### [The task]
Find every line in the records below that holds the word "handle", and copy each one.

#### Task inputs

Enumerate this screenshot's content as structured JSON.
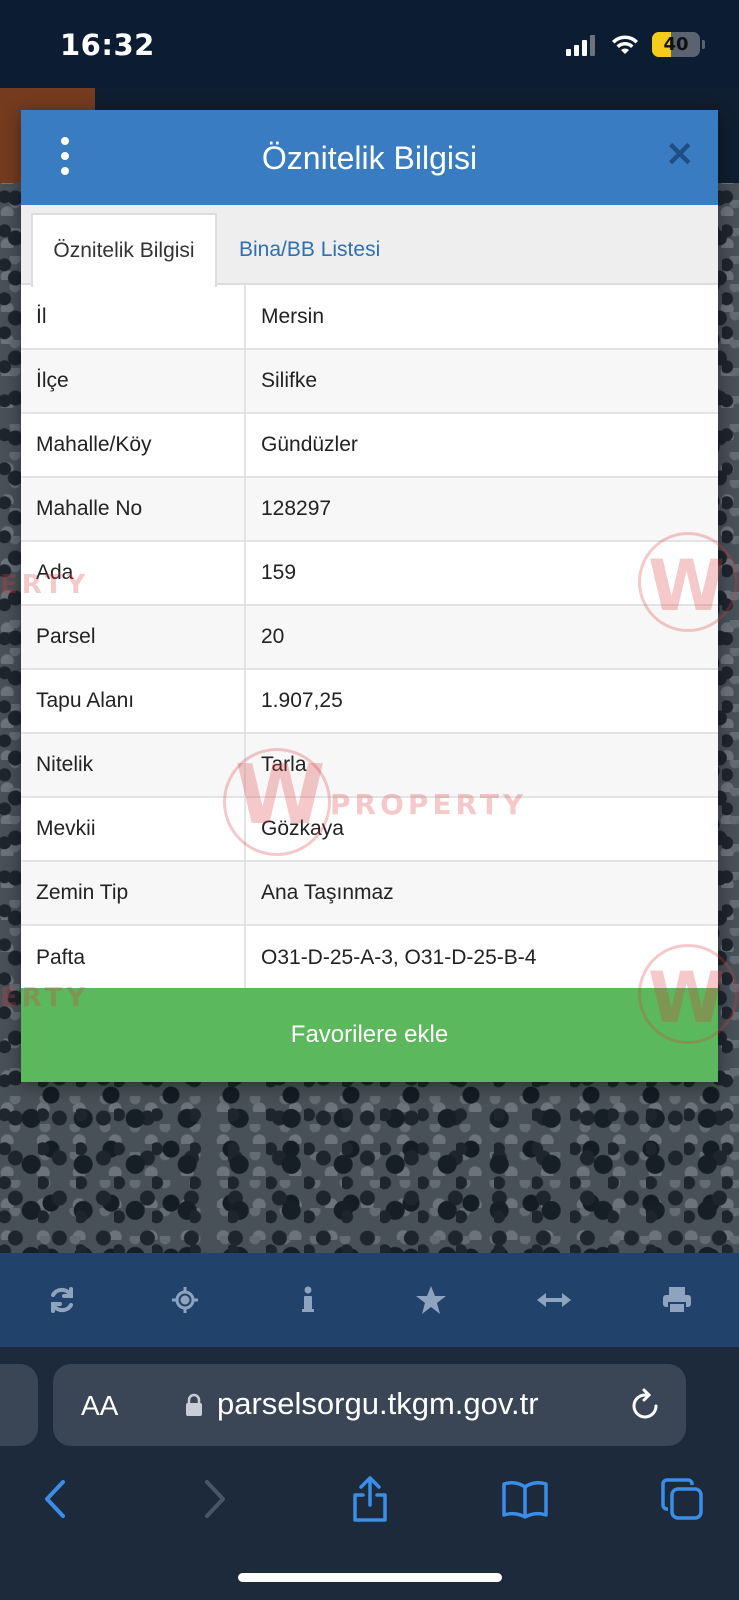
{
  "status_bar": {
    "time": "16:32",
    "battery_level": "40",
    "battery_fraction": 0.4
  },
  "modal": {
    "title": "Öznitelik Bilgisi",
    "close_label": "✕",
    "tabs": [
      {
        "label": "Öznitelik Bilgisi",
        "active": true
      },
      {
        "label": "Bina/BB Listesi",
        "active": false
      }
    ],
    "rows": [
      {
        "key": "İl",
        "value": "Mersin"
      },
      {
        "key": "İlçe",
        "value": "Silifke"
      },
      {
        "key": "Mahalle/Köy",
        "value": "Gündüzler"
      },
      {
        "key": "Mahalle No",
        "value": "128297"
      },
      {
        "key": "Ada",
        "value": "159"
      },
      {
        "key": "Parsel",
        "value": "20"
      },
      {
        "key": "Tapu Alanı",
        "value": "1.907,25"
      },
      {
        "key": "Nitelik",
        "value": "Tarla"
      },
      {
        "key": "Mevkii",
        "value": "Gözkaya"
      },
      {
        "key": "Zemin Tip",
        "value": "Ana Taşınmaz"
      },
      {
        "key": "Pafta",
        "value": "O31-D-25-A-3, O31-D-25-B-4"
      }
    ],
    "favorite_button": "Favorilere ekle"
  },
  "watermark": {
    "text": "PROPERTY",
    "partial_text": "ERTY",
    "logo_letter": "W"
  },
  "app_toolbar": {
    "icons": [
      "refresh-icon",
      "locate-icon",
      "info-icon",
      "star-icon",
      "measure-icon",
      "print-icon"
    ]
  },
  "safari": {
    "text_size_label": "AA",
    "url": "parselsorgu.tkgm.gov.tr"
  },
  "colors": {
    "header_blue": "#3a7cc2",
    "tab_link_blue": "#2f6fb0",
    "favorite_green": "#5cb85c",
    "toolbar_blue": "#21436b",
    "safari_accent": "#3b8ee8"
  }
}
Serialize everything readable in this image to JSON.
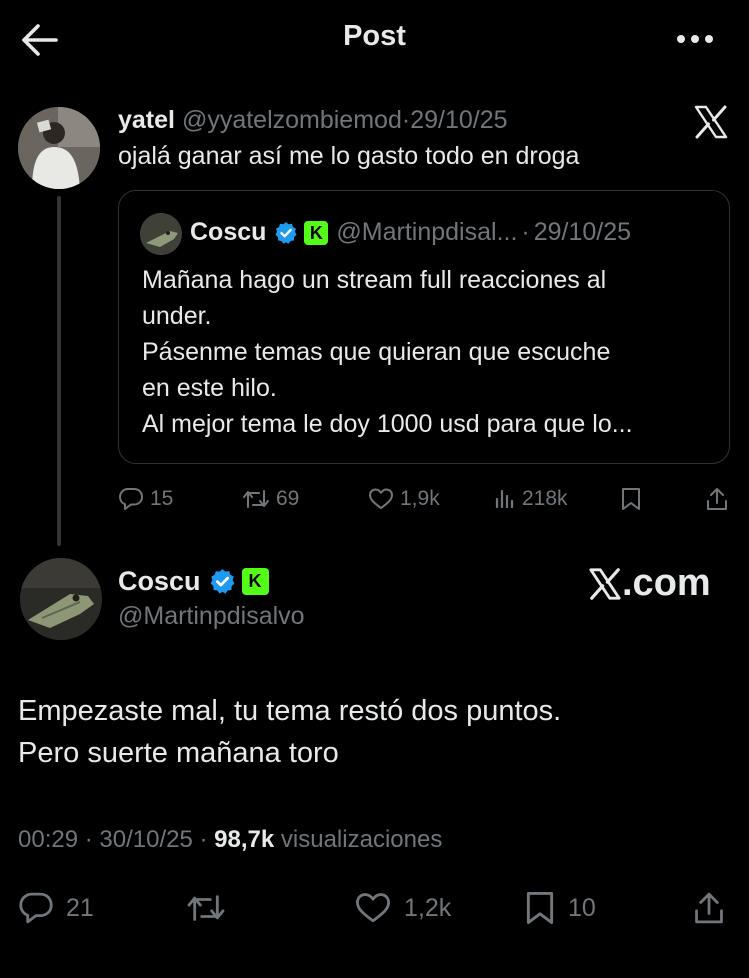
{
  "header": {
    "title": "Post"
  },
  "parent": {
    "name": "yatel",
    "handle": "@yyatelzombiemod",
    "separator": "·",
    "date": "29/10/25",
    "text": "ojalá ganar así me lo gasto todo en droga",
    "quote": {
      "name": "Coscu",
      "badge_letter": "K",
      "handle": "@Martinpdisal...",
      "separator": "·",
      "date": "29/10/25",
      "lines": [
        "Mañana hago un stream full reacciones al",
        "under.",
        "Pásenme temas que quieran que escuche",
        "en este hilo.",
        "Al mejor tema le doy 1000 usd para que lo..."
      ]
    },
    "actions": {
      "replies": "15",
      "reposts": "69",
      "likes": "1,9k",
      "views": "218k"
    }
  },
  "main": {
    "name": "Coscu",
    "badge_letter": "K",
    "handle": "@Martinpdisalvo",
    "watermark_suffix": ".com",
    "lines": [
      "Empezaste mal, tu tema restó dos puntos.",
      "Pero suerte mañana toro"
    ],
    "meta": {
      "time": "00:29",
      "sep1": "·",
      "date": "30/10/25",
      "sep2": "·",
      "views": "98,7k",
      "views_label": "visualizaciones"
    },
    "actions": {
      "replies": "21",
      "likes": "1,2k",
      "bookmarks": "10"
    }
  },
  "colors": {
    "background": "#000000",
    "text": "#e7e9ea",
    "muted": "#71767b",
    "verified": "#1d9bf0",
    "kick": "#53fc18",
    "border": "#2f3336"
  },
  "icons": [
    "back-arrow-icon",
    "more-icon",
    "x-logo-icon",
    "verified-icon",
    "kick-badge-icon",
    "reply-icon",
    "repost-icon",
    "like-icon",
    "views-icon",
    "bookmark-icon",
    "share-icon"
  ]
}
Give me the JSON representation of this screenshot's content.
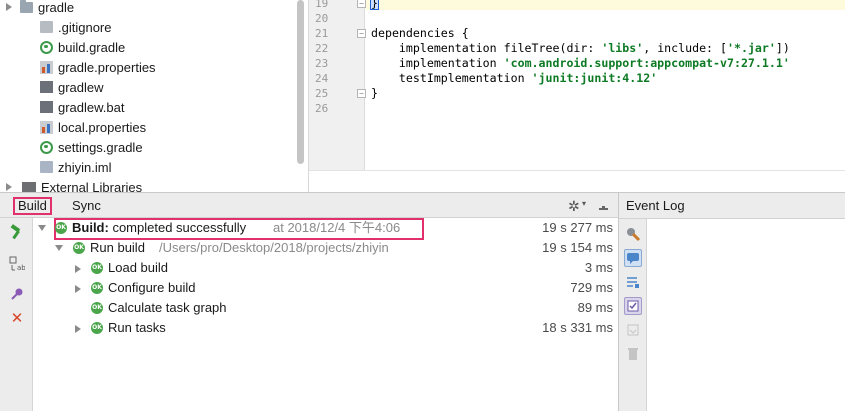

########

### [Your response]
    "handle": "@yyatelzombiemod",
      "handle": "@Martinpdisal...",
    "handle": "@Martinpdisalvo",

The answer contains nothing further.